THE TASK: Word for word, restate all of the records.

[MATERIAL FOR THIS EXERCISE — start]

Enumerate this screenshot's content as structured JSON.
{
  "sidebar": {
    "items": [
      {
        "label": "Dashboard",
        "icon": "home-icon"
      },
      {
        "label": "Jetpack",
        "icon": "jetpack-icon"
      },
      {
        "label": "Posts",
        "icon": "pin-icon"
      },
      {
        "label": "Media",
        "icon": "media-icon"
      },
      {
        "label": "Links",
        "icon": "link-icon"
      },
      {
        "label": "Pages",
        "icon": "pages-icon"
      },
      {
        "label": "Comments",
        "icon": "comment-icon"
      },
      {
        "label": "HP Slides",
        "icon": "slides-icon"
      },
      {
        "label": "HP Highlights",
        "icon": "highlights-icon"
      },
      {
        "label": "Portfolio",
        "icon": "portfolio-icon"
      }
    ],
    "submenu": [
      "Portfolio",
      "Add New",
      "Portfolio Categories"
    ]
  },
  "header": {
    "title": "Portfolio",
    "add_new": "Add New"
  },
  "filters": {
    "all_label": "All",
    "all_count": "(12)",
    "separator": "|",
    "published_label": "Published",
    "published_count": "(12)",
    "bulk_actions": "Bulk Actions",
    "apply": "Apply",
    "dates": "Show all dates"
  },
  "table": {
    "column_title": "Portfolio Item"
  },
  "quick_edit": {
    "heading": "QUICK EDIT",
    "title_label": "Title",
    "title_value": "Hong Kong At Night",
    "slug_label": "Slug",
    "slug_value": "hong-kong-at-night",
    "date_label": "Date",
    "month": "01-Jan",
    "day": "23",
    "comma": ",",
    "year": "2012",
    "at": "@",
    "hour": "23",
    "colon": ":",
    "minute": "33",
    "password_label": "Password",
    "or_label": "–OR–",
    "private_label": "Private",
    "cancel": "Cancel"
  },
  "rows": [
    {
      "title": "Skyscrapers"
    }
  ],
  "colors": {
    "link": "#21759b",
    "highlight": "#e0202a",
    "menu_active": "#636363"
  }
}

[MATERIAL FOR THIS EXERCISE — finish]

ANSWER SECTION:
Enumerate this screenshot's content as structured JSON.
{
  "sidebar": {
    "items": [
      {
        "label": "Dashboard",
        "icon": "home-icon"
      },
      {
        "label": "Jetpack",
        "icon": "jetpack-icon"
      },
      {
        "label": "Posts",
        "icon": "pin-icon"
      },
      {
        "label": "Media",
        "icon": "media-icon"
      },
      {
        "label": "Links",
        "icon": "link-icon"
      },
      {
        "label": "Pages",
        "icon": "pages-icon"
      },
      {
        "label": "Comments",
        "icon": "comment-icon"
      },
      {
        "label": "HP Slides",
        "icon": "slides-icon"
      },
      {
        "label": "HP Highlights",
        "icon": "highlights-icon"
      },
      {
        "label": "Portfolio",
        "icon": "portfolio-icon"
      }
    ],
    "submenu": [
      "Portfolio",
      "Add New",
      "Portfolio Categories"
    ]
  },
  "header": {
    "title": "Portfolio",
    "add_new": "Add New"
  },
  "filters": {
    "all_label": "All",
    "all_count": "(12)",
    "separator": "|",
    "published_label": "Published",
    "published_count": "(12)",
    "bulk_actions": "Bulk Actions",
    "apply": "Apply",
    "dates": "Show all dates"
  },
  "table": {
    "column_title": "Portfolio Item"
  },
  "quick_edit": {
    "heading": "QUICK EDIT",
    "title_label": "Title",
    "title_value": "Hong Kong At Night",
    "slug_label": "Slug",
    "slug_value": "hong-kong-at-night",
    "date_label": "Date",
    "month": "01-Jan",
    "day": "23",
    "comma": ",",
    "year": "2012",
    "at": "@",
    "hour": "23",
    "colon": ":",
    "minute": "33",
    "password_label": "Password",
    "or_label": "–OR–",
    "private_label": "Private",
    "cancel": "Cancel"
  },
  "rows": [
    {
      "title": "Skyscrapers"
    }
  ],
  "colors": {
    "link": "#21759b",
    "highlight": "#e0202a",
    "menu_active": "#636363"
  }
}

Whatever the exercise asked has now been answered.